Task description - When you give the entries again, keep every word as it stands and drop the pictures.

Given information -
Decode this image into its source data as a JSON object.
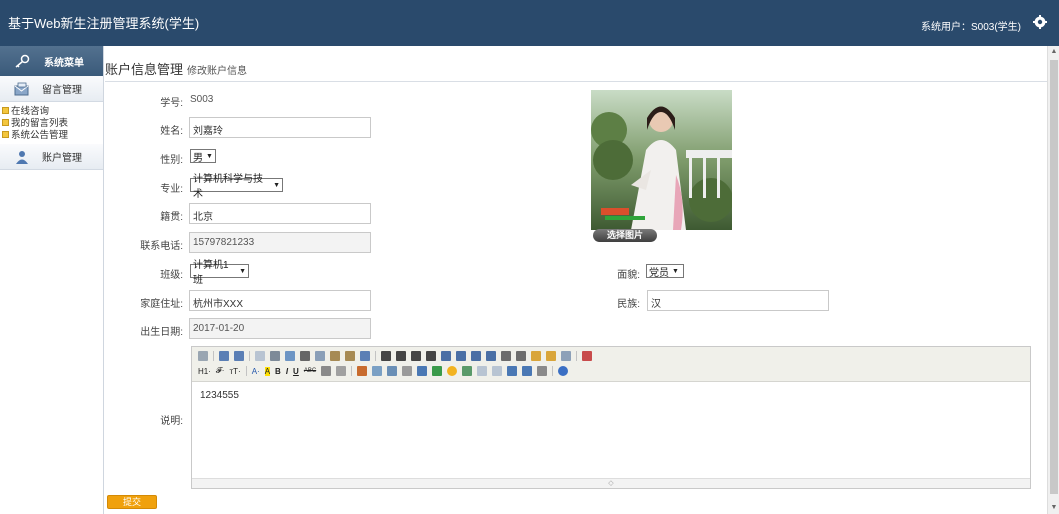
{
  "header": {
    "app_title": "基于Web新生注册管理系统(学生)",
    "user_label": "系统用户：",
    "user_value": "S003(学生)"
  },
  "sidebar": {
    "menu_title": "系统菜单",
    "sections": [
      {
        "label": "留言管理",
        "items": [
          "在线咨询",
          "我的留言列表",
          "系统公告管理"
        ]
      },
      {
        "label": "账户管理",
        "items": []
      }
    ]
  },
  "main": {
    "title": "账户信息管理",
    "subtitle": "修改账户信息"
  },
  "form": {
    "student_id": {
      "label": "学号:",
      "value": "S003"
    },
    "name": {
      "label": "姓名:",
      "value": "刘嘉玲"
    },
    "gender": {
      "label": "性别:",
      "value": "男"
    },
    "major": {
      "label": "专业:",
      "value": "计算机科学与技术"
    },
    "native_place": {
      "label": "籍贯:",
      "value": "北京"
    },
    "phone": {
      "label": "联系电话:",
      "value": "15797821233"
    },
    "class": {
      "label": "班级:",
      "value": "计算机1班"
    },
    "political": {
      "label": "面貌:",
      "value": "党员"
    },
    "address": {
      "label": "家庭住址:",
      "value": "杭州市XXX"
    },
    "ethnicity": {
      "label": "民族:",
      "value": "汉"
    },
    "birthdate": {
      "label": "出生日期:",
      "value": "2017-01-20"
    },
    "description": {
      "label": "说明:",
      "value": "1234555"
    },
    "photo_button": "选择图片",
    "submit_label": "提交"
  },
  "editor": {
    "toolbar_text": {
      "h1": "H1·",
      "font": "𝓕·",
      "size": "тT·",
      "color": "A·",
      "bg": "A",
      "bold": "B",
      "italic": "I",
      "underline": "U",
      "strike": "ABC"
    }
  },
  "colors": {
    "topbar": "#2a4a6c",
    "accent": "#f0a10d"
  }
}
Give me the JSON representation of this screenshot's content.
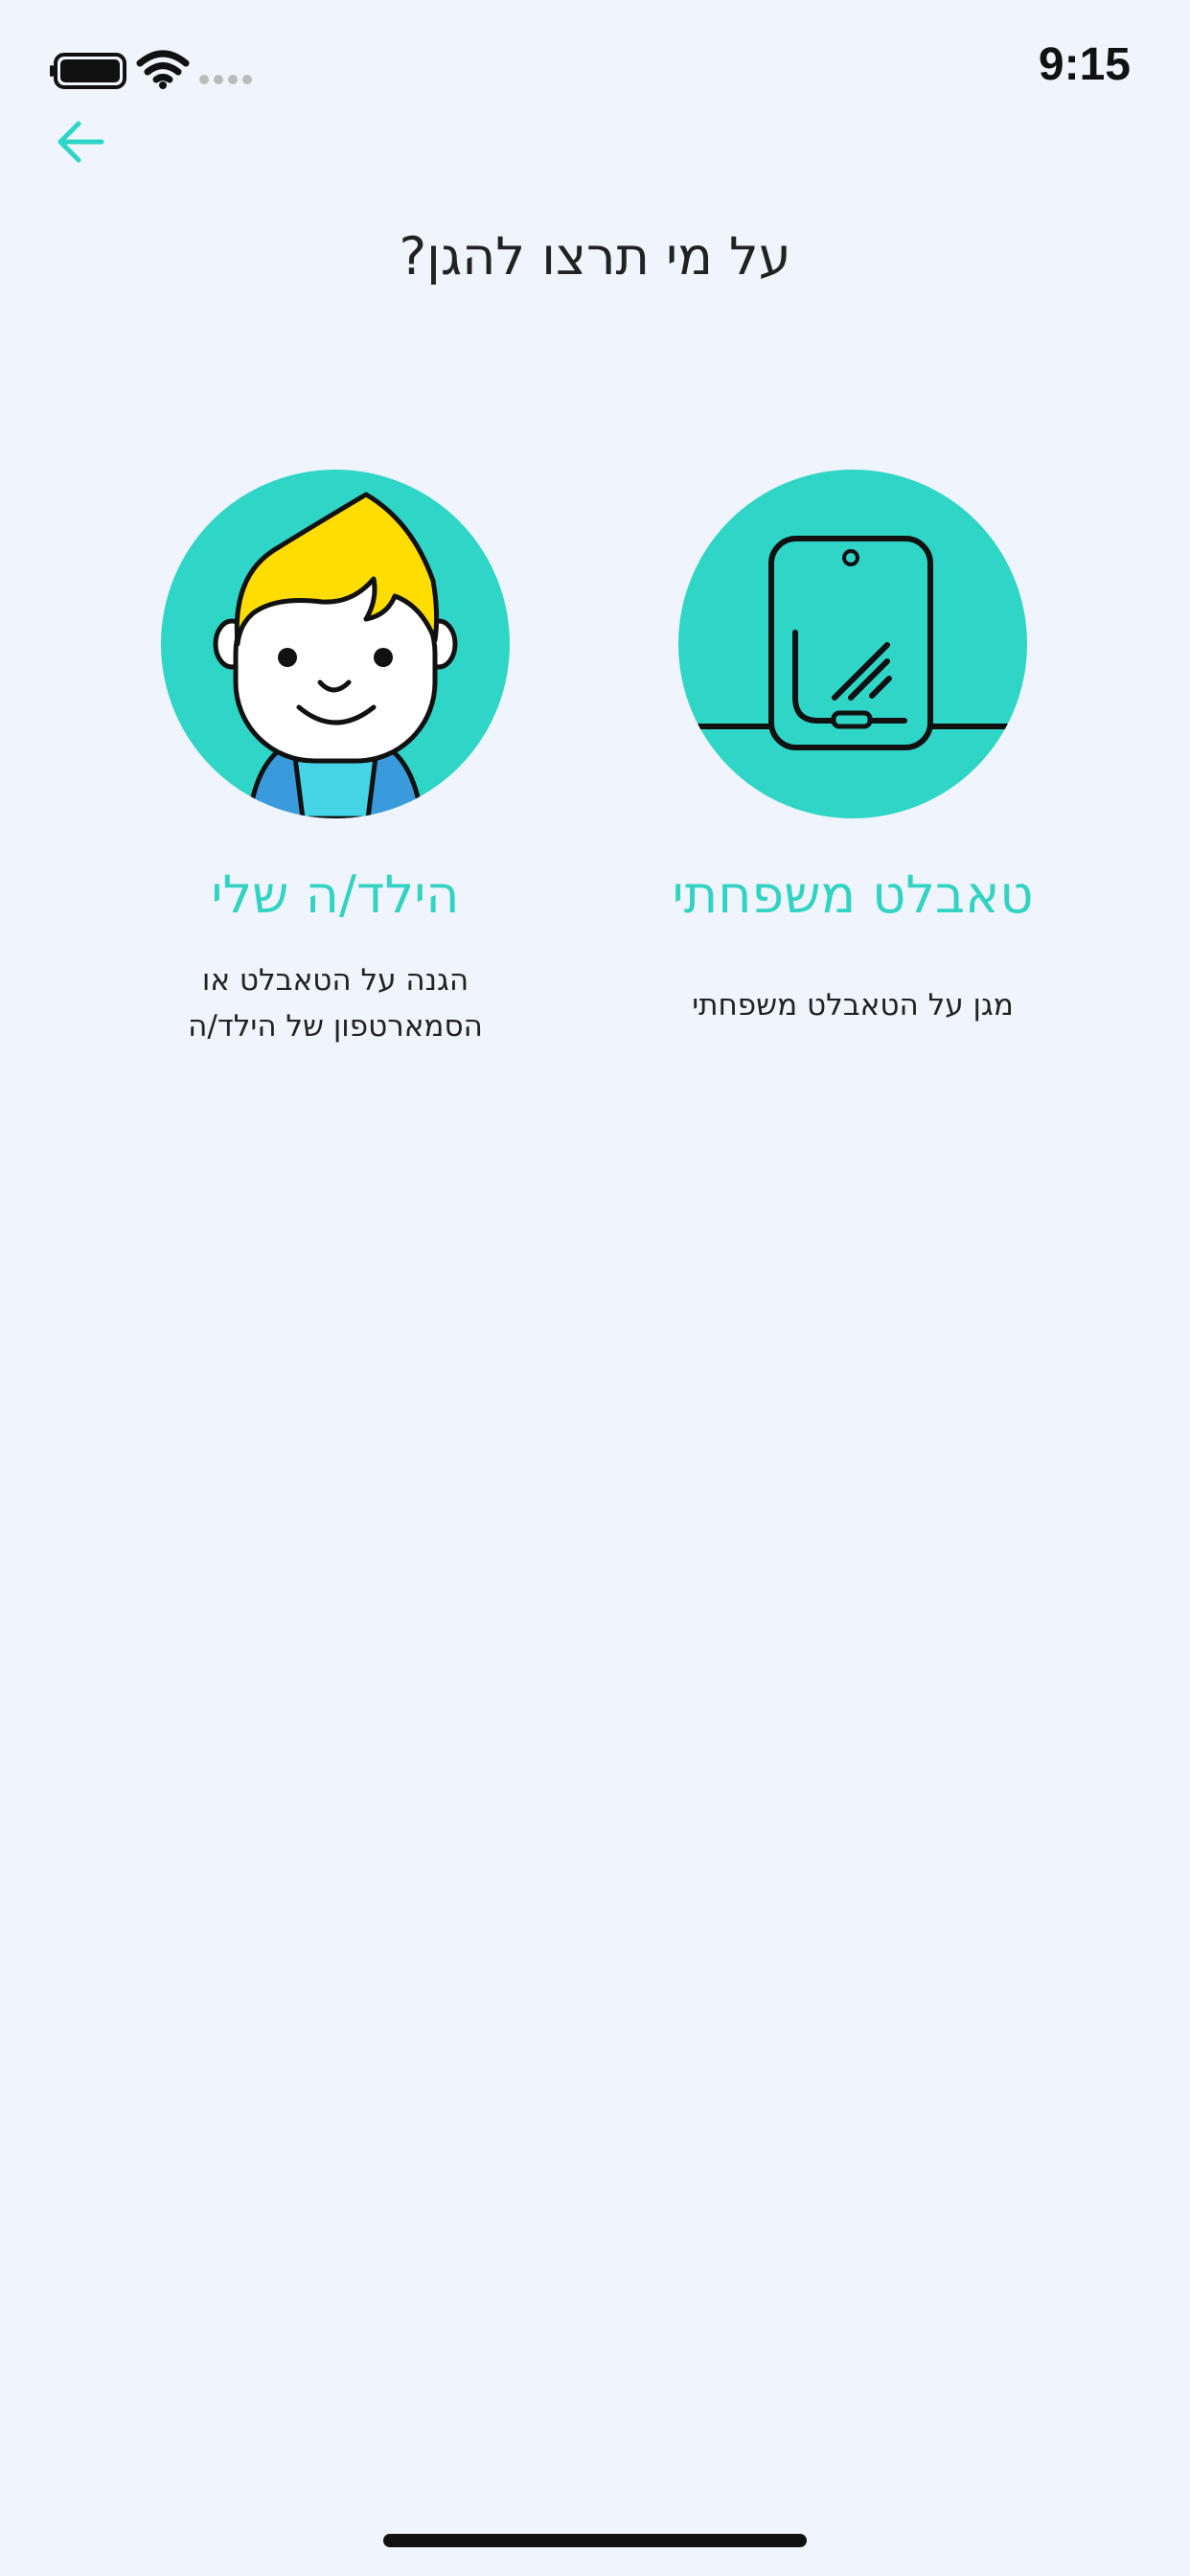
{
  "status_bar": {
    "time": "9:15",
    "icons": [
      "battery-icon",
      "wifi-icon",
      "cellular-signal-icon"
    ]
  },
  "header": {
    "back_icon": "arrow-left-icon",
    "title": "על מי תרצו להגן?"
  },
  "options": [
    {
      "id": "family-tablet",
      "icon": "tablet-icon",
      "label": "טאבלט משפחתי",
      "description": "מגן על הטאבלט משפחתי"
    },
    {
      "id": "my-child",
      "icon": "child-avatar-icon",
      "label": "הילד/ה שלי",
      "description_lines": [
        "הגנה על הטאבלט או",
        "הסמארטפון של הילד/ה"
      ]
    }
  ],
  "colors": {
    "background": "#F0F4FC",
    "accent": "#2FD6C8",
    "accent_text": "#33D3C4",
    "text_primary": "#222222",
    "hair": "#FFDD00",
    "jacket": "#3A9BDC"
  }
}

Written reply -
Decode this image into its source data as a JSON object.
{
  "header": {
    "app_title": "基于Web新生注册管理系统(学生)",
    "user_label": "系统用户：",
    "user_value": "S003(学生)"
  },
  "sidebar": {
    "menu_title": "系统菜单",
    "sections": [
      {
        "label": "留言管理",
        "items": [
          "在线咨询",
          "我的留言列表",
          "系统公告管理"
        ]
      },
      {
        "label": "账户管理",
        "items": []
      }
    ]
  },
  "main": {
    "title": "账户信息管理",
    "subtitle": "修改账户信息"
  },
  "form": {
    "student_id": {
      "label": "学号:",
      "value": "S003"
    },
    "name": {
      "label": "姓名:",
      "value": "刘嘉玲"
    },
    "gender": {
      "label": "性别:",
      "value": "男"
    },
    "major": {
      "label": "专业:",
      "value": "计算机科学与技术"
    },
    "native_place": {
      "label": "籍贯:",
      "value": "北京"
    },
    "phone": {
      "label": "联系电话:",
      "value": "15797821233"
    },
    "class": {
      "label": "班级:",
      "value": "计算机1班"
    },
    "political": {
      "label": "面貌:",
      "value": "党员"
    },
    "address": {
      "label": "家庭住址:",
      "value": "杭州市XXX"
    },
    "ethnicity": {
      "label": "民族:",
      "value": "汉"
    },
    "birthdate": {
      "label": "出生日期:",
      "value": "2017-01-20"
    },
    "description": {
      "label": "说明:",
      "value": "1234555"
    },
    "photo_button": "选择图片",
    "submit_label": "提交"
  },
  "editor": {
    "toolbar_text": {
      "h1": "H1·",
      "font": "𝓕·",
      "size": "тT·",
      "color": "A·",
      "bg": "A",
      "bold": "B",
      "italic": "I",
      "underline": "U",
      "strike": "ABC"
    }
  },
  "colors": {
    "topbar": "#2a4a6c",
    "accent": "#f0a10d"
  }
}
Give me the JSON representation of this screenshot's content.
{
  "status_bar": {
    "time": "9:15",
    "icons": [
      "battery-icon",
      "wifi-icon",
      "cellular-signal-icon"
    ]
  },
  "header": {
    "back_icon": "arrow-left-icon",
    "title": "על מי תרצו להגן?"
  },
  "options": [
    {
      "id": "family-tablet",
      "icon": "tablet-icon",
      "label": "טאבלט משפחתי",
      "description": "מגן על הטאבלט משפחתי"
    },
    {
      "id": "my-child",
      "icon": "child-avatar-icon",
      "label": "הילד/ה שלי",
      "description_lines": [
        "הגנה על הטאבלט או",
        "הסמארטפון של הילד/ה"
      ]
    }
  ],
  "colors": {
    "background": "#F0F4FC",
    "accent": "#2FD6C8",
    "accent_text": "#33D3C4",
    "text_primary": "#222222",
    "hair": "#FFDD00",
    "jacket": "#3A9BDC"
  }
}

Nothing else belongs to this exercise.